Required action - Go through the data and copy each line where the word "THEOLOGICA" shows up.
++++++++
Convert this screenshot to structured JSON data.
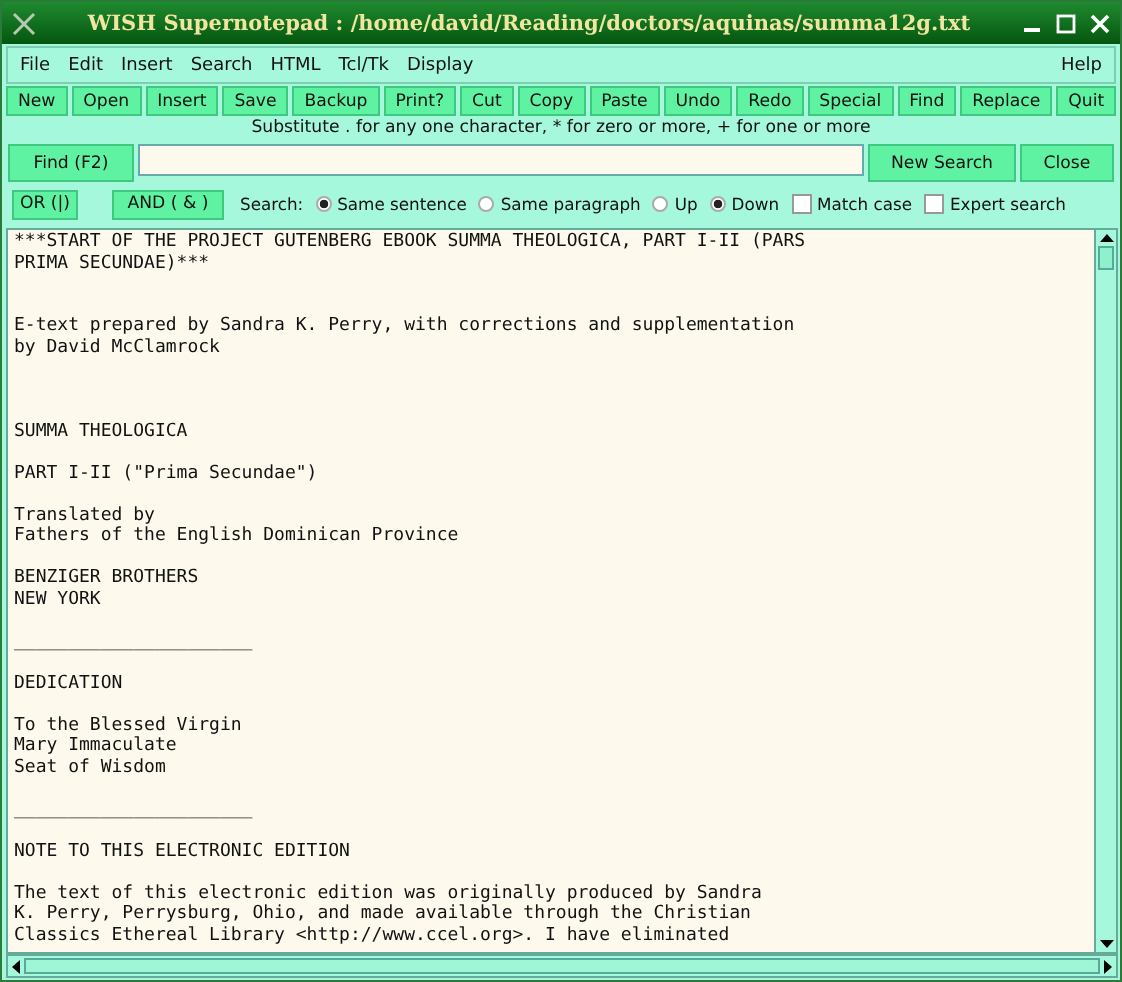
{
  "window": {
    "title": "WISH Supernotepad : /home/david/Reading/doctors/aquinas/summa12g.txt"
  },
  "menu": {
    "items": [
      "File",
      "Edit",
      "Insert",
      "Search",
      "HTML",
      "Tcl/Tk",
      "Display"
    ],
    "help": "Help"
  },
  "toolbar": [
    "New",
    "Open",
    "Insert",
    "Save",
    "Backup",
    "Print?",
    "Cut",
    "Copy",
    "Paste",
    "Undo",
    "Redo",
    "Special",
    "Find",
    "Replace",
    "Quit"
  ],
  "hint": "Substitute . for any one character, * for zero or more, + for one or more",
  "find": {
    "button": "Find (F2)",
    "new_search": "New Search",
    "close": "Close"
  },
  "search": {
    "or": "OR (|)",
    "and": "AND ( & )",
    "label": "Search:",
    "radios": [
      {
        "label": "Same sentence",
        "selected": true
      },
      {
        "label": "Same paragraph",
        "selected": false
      },
      {
        "label": "Up",
        "selected": false
      },
      {
        "label": "Down",
        "selected": true
      }
    ],
    "checks": [
      {
        "label": "Match case",
        "checked": false
      },
      {
        "label": "Expert search",
        "checked": false
      }
    ]
  },
  "document": {
    "paragraphs": [
      [
        "***START OF THE PROJECT GUTENBERG EBOOK SUMMA THEOLOGICA, PART I-II (PARS",
        "PRIMA SECUNDAE)***"
      ],
      [
        "E-text prepared by Sandra K. Perry, with corrections and supplementation",
        "by David McClamrock"
      ],
      [
        "SUMMA THEOLOGICA"
      ],
      [
        "PART I-II (\"Prima Secundae\")"
      ],
      [
        "Translated by",
        "Fathers of the English Dominican Province"
      ],
      [
        "BENZIGER BROTHERS",
        "NEW YORK"
      ],
      [
        "______________________"
      ],
      [
        "DEDICATION"
      ],
      [
        "To the Blessed Virgin",
        "Mary Immaculate",
        "Seat of Wisdom"
      ],
      [
        "______________________"
      ],
      [
        "NOTE TO THIS ELECTRONIC EDITION"
      ],
      [
        "The text of this electronic edition was originally produced by Sandra",
        "K. Perry, Perrysburg, Ohio, and made available through the Christian",
        "Classics Ethereal Library <http://www.ccel.org>. I have eliminated"
      ]
    ]
  }
}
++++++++
Exercise answer -
        "***START OF THE PROJECT GUTENBERG EBOOK SUMMA THEOLOGICA, PART I-II (PARS",
        "SUMMA THEOLOGICA"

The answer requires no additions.